- Task to complete:
From the entries below, extract every line that includes the word "true".

- Provided material:
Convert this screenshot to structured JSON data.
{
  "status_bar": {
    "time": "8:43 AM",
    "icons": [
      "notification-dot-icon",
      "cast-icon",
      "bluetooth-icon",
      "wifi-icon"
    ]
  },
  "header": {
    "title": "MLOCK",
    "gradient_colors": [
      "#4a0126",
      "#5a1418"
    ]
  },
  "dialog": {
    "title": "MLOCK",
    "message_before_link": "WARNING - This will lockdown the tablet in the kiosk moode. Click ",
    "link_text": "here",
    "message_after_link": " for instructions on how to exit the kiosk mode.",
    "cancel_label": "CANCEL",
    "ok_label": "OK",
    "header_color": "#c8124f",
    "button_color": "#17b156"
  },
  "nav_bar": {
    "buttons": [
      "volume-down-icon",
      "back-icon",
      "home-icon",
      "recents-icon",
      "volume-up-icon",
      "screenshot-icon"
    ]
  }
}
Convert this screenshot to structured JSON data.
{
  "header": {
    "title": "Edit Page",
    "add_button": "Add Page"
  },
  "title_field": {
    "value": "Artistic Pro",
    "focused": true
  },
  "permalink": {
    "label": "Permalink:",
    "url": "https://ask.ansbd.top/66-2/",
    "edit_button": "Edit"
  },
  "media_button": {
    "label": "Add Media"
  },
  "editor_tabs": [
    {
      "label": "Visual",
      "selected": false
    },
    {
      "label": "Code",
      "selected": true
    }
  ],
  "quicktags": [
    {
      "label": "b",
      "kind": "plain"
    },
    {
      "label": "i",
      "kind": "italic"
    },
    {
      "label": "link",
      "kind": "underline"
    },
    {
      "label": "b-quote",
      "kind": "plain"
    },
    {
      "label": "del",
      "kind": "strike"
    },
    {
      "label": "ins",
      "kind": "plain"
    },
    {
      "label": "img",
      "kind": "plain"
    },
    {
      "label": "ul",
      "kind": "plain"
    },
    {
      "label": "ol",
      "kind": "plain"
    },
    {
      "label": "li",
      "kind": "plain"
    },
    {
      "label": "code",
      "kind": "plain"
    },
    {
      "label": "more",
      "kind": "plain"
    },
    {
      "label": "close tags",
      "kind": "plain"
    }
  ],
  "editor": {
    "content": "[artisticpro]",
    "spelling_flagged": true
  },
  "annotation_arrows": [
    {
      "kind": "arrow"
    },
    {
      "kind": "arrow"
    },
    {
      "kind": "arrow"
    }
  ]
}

- Exercise solution:
    "focused": true
      "selected": true
    "spelling_flagged": true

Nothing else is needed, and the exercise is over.